# [Data for analysis]

══════

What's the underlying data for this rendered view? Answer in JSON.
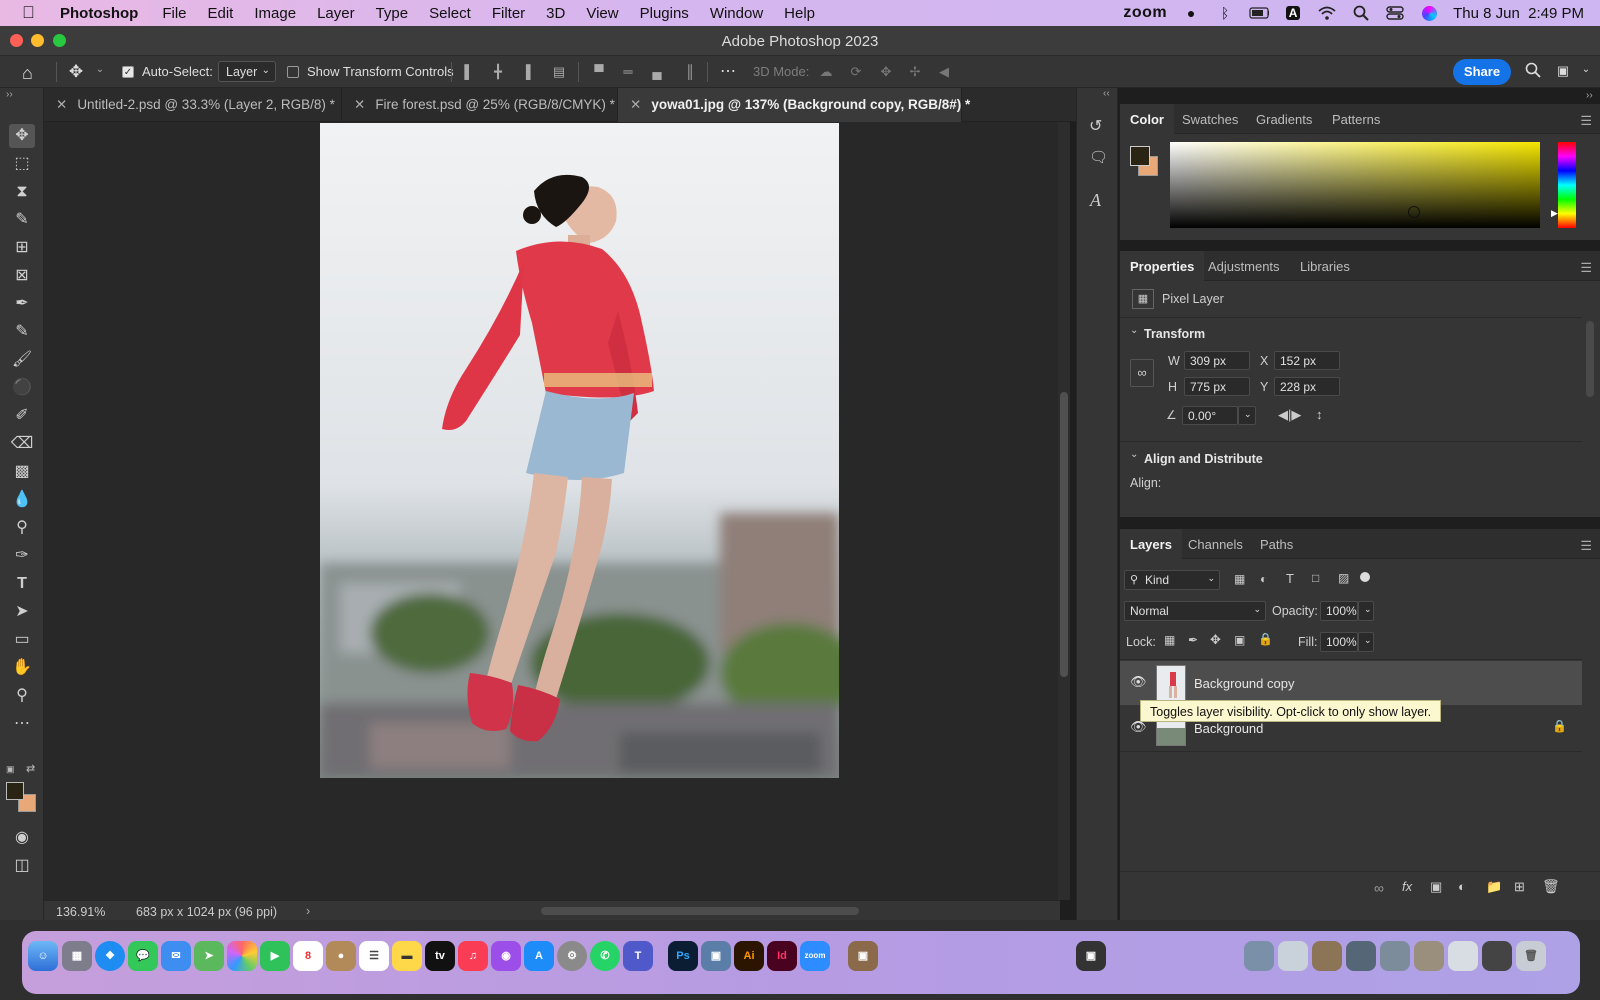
{
  "menubar": {
    "app": "Photoshop",
    "items": [
      "File",
      "Edit",
      "Image",
      "Layer",
      "Type",
      "Select",
      "Filter",
      "3D",
      "View",
      "Plugins",
      "Window",
      "Help"
    ],
    "zoom": "zoom",
    "clock": "Thu 8 Jun  2:49 PM"
  },
  "window": {
    "title": "Adobe Photoshop 2023"
  },
  "options": {
    "auto_select_label": "Auto-Select:",
    "auto_select_value": "Layer",
    "transform_label": "Show Transform Controls",
    "mode3d_label": "3D Mode:",
    "share_label": "Share"
  },
  "tabs": [
    {
      "label": "Untitled-2.psd @ 33.3% (Layer 2, RGB/8) *"
    },
    {
      "label": "Fire forest.psd @ 25% (RGB/8/CMYK) *"
    },
    {
      "label": "yowa01.jpg @ 137% (Background copy, RGB/8#) *"
    }
  ],
  "status": {
    "zoom": "136.91%",
    "doc": "683 px x 1024 px (96 ppi)"
  },
  "color_panel": {
    "tabs": [
      "Color",
      "Swatches",
      "Gradients",
      "Patterns"
    ],
    "foreground": "#2a2414",
    "background": "#e8a878"
  },
  "properties": {
    "tabs": [
      "Properties",
      "Adjustments",
      "Libraries"
    ],
    "layer_type": "Pixel Layer",
    "transform_title": "Transform",
    "w_label": "W",
    "w": "309 px",
    "h_label": "H",
    "h": "775 px",
    "x_label": "X",
    "x": "152 px",
    "y_label": "Y",
    "y": "228 px",
    "angle": "0.00°",
    "align_title": "Align and Distribute",
    "align_label": "Align:"
  },
  "layers_panel": {
    "tabs": [
      "Layers",
      "Channels",
      "Paths"
    ],
    "filter": "Kind",
    "blend": "Normal",
    "opacity_label": "Opacity:",
    "opacity": "100%",
    "lock_label": "Lock:",
    "fill_label": "Fill:",
    "fill": "100%",
    "layers": [
      {
        "name": "Background copy"
      },
      {
        "name": "Background"
      }
    ],
    "tooltip": "Toggles layer visibility. Opt-click to only show layer."
  },
  "colors": {
    "accent": "#1473e6"
  }
}
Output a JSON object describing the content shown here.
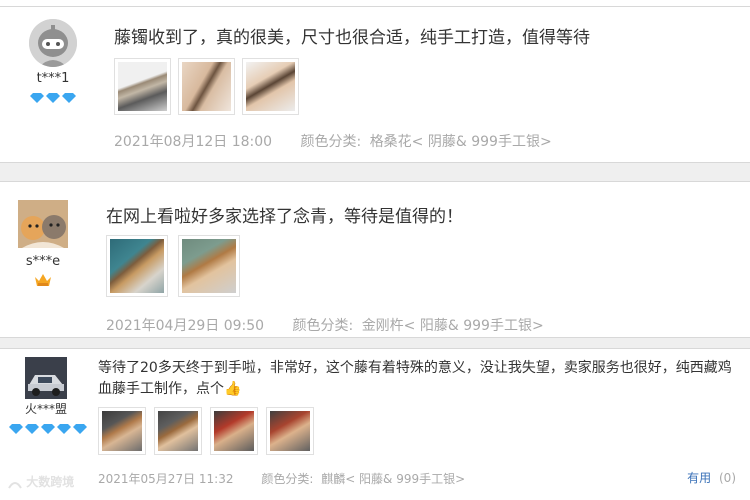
{
  "reviews": [
    {
      "username": "t***1",
      "text": "藤镯收到了，真的很美，尺寸也很合适，纯手工打造，值得等待",
      "date": "2021年08月12日 18:00",
      "color_label": "颜色分类:",
      "color_value": "格桑花< 阴藤& 999手工银>",
      "badge": "diamond",
      "badge_count": 3
    },
    {
      "username": "s***e",
      "text": "在网上看啦好多家选择了念青，等待是值得的！",
      "date": "2021年04月29日 09:50",
      "color_label": "颜色分类:",
      "color_value": "金刚杵< 阳藤& 999手工银>",
      "badge": "crown",
      "badge_count": 1
    },
    {
      "username": "火***盟",
      "text": "等待了20多天终于到手啦，非常好，这个藤有着特殊的意义，没让我失望，卖家服务也很好，纯西藏鸡血藤手工制作，点个👍",
      "date": "2021年05月27日 11:32",
      "color_label": "颜色分类:",
      "color_value": "麒麟< 阳藤& 999手工银>",
      "badge": "diamond",
      "badge_count": 5
    }
  ],
  "useful": {
    "label": "有用",
    "count": "(0)"
  },
  "watermark": "大数跨境",
  "colors": {
    "divider": "#d8d8d8",
    "meta_text": "#a9a9a9",
    "badge_diamond": "#3aa6f0",
    "badge_crown": "#f5a623",
    "useful_link": "#3b72b8"
  }
}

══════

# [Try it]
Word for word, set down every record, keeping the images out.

# [Reply]
What's the underlying data for this rendered view? Answer in JSON.
{
  "menubar": {
    "app": "Photoshop",
    "items": [
      "File",
      "Edit",
      "Image",
      "Layer",
      "Type",
      "Select",
      "Filter",
      "3D",
      "View",
      "Plugins",
      "Window",
      "Help"
    ],
    "zoom": "zoom",
    "clock": "Thu 8 Jun  2:49 PM"
  },
  "window": {
    "title": "Adobe Photoshop 2023"
  },
  "options": {
    "auto_select_label": "Auto-Select:",
    "auto_select_value": "Layer",
    "transform_label": "Show Transform Controls",
    "mode3d_label": "3D Mode:",
    "share_label": "Share"
  },
  "tabs": [
    {
      "label": "Untitled-2.psd @ 33.3% (Layer 2, RGB/8) *"
    },
    {
      "label": "Fire forest.psd @ 25% (RGB/8/CMYK) *"
    },
    {
      "label": "yowa01.jpg @ 137% (Background copy, RGB/8#) *"
    }
  ],
  "status": {
    "zoom": "136.91%",
    "doc": "683 px x 1024 px (96 ppi)"
  },
  "color_panel": {
    "tabs": [
      "Color",
      "Swatches",
      "Gradients",
      "Patterns"
    ],
    "foreground": "#2a2414",
    "background": "#e8a878"
  },
  "properties": {
    "tabs": [
      "Properties",
      "Adjustments",
      "Libraries"
    ],
    "layer_type": "Pixel Layer",
    "transform_title": "Transform",
    "w_label": "W",
    "w": "309 px",
    "h_label": "H",
    "h": "775 px",
    "x_label": "X",
    "x": "152 px",
    "y_label": "Y",
    "y": "228 px",
    "angle": "0.00°",
    "align_title": "Align and Distribute",
    "align_label": "Align:"
  },
  "layers_panel": {
    "tabs": [
      "Layers",
      "Channels",
      "Paths"
    ],
    "filter": "Kind",
    "blend": "Normal",
    "opacity_label": "Opacity:",
    "opacity": "100%",
    "lock_label": "Lock:",
    "fill_label": "Fill:",
    "fill": "100%",
    "layers": [
      {
        "name": "Background copy"
      },
      {
        "name": "Background"
      }
    ],
    "tooltip": "Toggles layer visibility. Opt-click to only show layer."
  },
  "colors": {
    "accent": "#1473e6"
  }
}
Output a JSON object describing the content shown here.
{
  "reviews": [
    {
      "username": "t***1",
      "text": "藤镯收到了，真的很美，尺寸也很合适，纯手工打造，值得等待",
      "date": "2021年08月12日 18:00",
      "color_label": "颜色分类:",
      "color_value": "格桑花< 阴藤& 999手工银>",
      "badge": "diamond",
      "badge_count": 3
    },
    {
      "username": "s***e",
      "text": "在网上看啦好多家选择了念青，等待是值得的！",
      "date": "2021年04月29日 09:50",
      "color_label": "颜色分类:",
      "color_value": "金刚杵< 阳藤& 999手工银>",
      "badge": "crown",
      "badge_count": 1
    },
    {
      "username": "火***盟",
      "text": "等待了20多天终于到手啦，非常好，这个藤有着特殊的意义，没让我失望，卖家服务也很好，纯西藏鸡血藤手工制作，点个👍",
      "date": "2021年05月27日 11:32",
      "color_label": "颜色分类:",
      "color_value": "麒麟< 阳藤& 999手工银>",
      "badge": "diamond",
      "badge_count": 5
    }
  ],
  "useful": {
    "label": "有用",
    "count": "(0)"
  },
  "watermark": "大数跨境",
  "colors": {
    "divider": "#d8d8d8",
    "meta_text": "#a9a9a9",
    "badge_diamond": "#3aa6f0",
    "badge_crown": "#f5a623",
    "useful_link": "#3b72b8"
  }
}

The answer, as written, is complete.